Thulisile Madonsela is South Africa’s Public Protector. She is also a human rights lawyer and equality expert. Thulisile is one of 11 technical experts who helped the Constitutional Assembly to draft the final constitution in 1994 and 1995. She gave up a scholarship at Harvard to do this. Previously, she was a member of a task team that prepared constitutional inputs for the Gauteng Province for the ANC. She presented the final document at the ANC’s Gauteng Constitutional Conference in 1995. Thulisile has been involved in community and social justice issues since the 1980s, and, in her early career, was a teacher and union organiser. She has helped draw up many statutes enacted since 1994 and was the co-architect of the policy framework that formed the basis of the Ministry for Women, Children and People with Disabilities. She has written extensively and her achievements include co-authoring the bench book for equality courts and a handbook on family law. She was in the headlines when she was threatened with arrest after investigating the police for maladministration.
Wendy Ackerman is a Non-executive Director of Pick n Pay Holdings Limited. She has been recognised by the South African Nature Foundation for outstanding achievements and for contributions to environmental conservation. She has also been acknowledged by the World Wildlife Fund (WWF) as a Diamond Custodian of Table Mountain. Wendy’s husband Raymond may have made a success of Pick n Pay, but she was instrumental in developing the brand, particularly its social responsibility ethic. Her focus has been the development of Pick n Pay’s employee benefits. Wendy has worked hard to mould Pick n Pay into a socially responsible retailer. The Ackermans were staunchly opposed to apartheid and Pick n Pay was one of the few companies to promote black employees. Wendy is also a patron of the arts and rescued the Cape Town Opera from funding difficulties.

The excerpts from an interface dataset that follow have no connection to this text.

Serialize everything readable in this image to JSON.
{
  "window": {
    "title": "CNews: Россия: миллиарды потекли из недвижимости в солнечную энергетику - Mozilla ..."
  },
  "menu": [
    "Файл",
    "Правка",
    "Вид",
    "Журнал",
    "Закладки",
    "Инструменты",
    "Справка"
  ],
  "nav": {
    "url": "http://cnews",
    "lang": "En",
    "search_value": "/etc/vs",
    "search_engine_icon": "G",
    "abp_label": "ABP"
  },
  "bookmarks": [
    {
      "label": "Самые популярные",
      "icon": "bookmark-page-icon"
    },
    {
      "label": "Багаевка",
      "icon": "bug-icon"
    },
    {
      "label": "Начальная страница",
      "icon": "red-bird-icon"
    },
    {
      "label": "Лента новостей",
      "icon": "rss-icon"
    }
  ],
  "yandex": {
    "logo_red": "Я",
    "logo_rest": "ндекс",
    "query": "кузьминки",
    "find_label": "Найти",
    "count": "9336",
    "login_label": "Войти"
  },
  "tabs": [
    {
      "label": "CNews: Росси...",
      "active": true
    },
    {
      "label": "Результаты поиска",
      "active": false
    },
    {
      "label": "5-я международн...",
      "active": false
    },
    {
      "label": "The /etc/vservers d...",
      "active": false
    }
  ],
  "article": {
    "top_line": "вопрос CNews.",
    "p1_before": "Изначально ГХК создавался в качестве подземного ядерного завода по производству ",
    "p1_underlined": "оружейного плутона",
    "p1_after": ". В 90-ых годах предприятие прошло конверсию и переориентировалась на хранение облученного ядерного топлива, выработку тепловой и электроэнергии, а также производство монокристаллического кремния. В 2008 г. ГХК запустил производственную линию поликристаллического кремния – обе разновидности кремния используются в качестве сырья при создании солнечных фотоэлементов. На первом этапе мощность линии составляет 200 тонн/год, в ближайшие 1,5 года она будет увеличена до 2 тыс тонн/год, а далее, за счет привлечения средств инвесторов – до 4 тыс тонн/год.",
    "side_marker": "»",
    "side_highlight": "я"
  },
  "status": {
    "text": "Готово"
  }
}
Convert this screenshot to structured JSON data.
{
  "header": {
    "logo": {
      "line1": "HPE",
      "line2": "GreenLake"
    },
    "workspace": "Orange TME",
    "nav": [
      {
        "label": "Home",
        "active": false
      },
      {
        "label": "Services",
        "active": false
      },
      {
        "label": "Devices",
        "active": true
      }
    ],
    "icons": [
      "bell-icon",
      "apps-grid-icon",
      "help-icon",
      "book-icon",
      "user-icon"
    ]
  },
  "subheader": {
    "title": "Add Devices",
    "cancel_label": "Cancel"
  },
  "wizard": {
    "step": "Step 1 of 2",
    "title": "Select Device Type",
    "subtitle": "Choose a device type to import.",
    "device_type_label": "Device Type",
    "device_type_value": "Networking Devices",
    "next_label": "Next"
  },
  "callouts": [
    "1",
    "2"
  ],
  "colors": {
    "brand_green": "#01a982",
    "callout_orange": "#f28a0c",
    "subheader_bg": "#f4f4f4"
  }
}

Wendy Appelbaum is a businesswoman and philanthropist and one of the richest women in Africa. Wendy, daughter of Liberty Life founder Donald Gordon, was a director of Liberty Investors, the holding company of Liberty Group. Wendy is involved in many philanthropic projects. Through the Wendy Appelbaum Foundation, her company initiates, selects and drives programmes addressing health and education interests and concerns of South African women. She is a director of Sphere Holdings, a black empowerment company focused on the financial services and mining sectors.
Top Ten Female Political Activists in South Africa
Winnie Madikizela-Mandela (born 1936)
Sophia Williams-De Bruyn, anti-apartheid activist (born 1938)
Irene Grootboom, housing rights activist (c. 1969–2008)
Ruth Hayman, antiapartheid campaigner (died 1981)
Fatima Meer, scientist and political activist (1928–2010)
Elias Motsoaledi, political activist (1924–1994)
Victoria Mxenge, antiapartheid activist (1942–1985)
Lilian Ngoyi, antiapartheid activist (1911–1980)
Rachel Simons, communist and trade unionist (1914–2004)
Albertina Sisulu, political activist and wife of Walter Sisulu (born 1919)
Source: www.leader.co.za Wits Business School Journal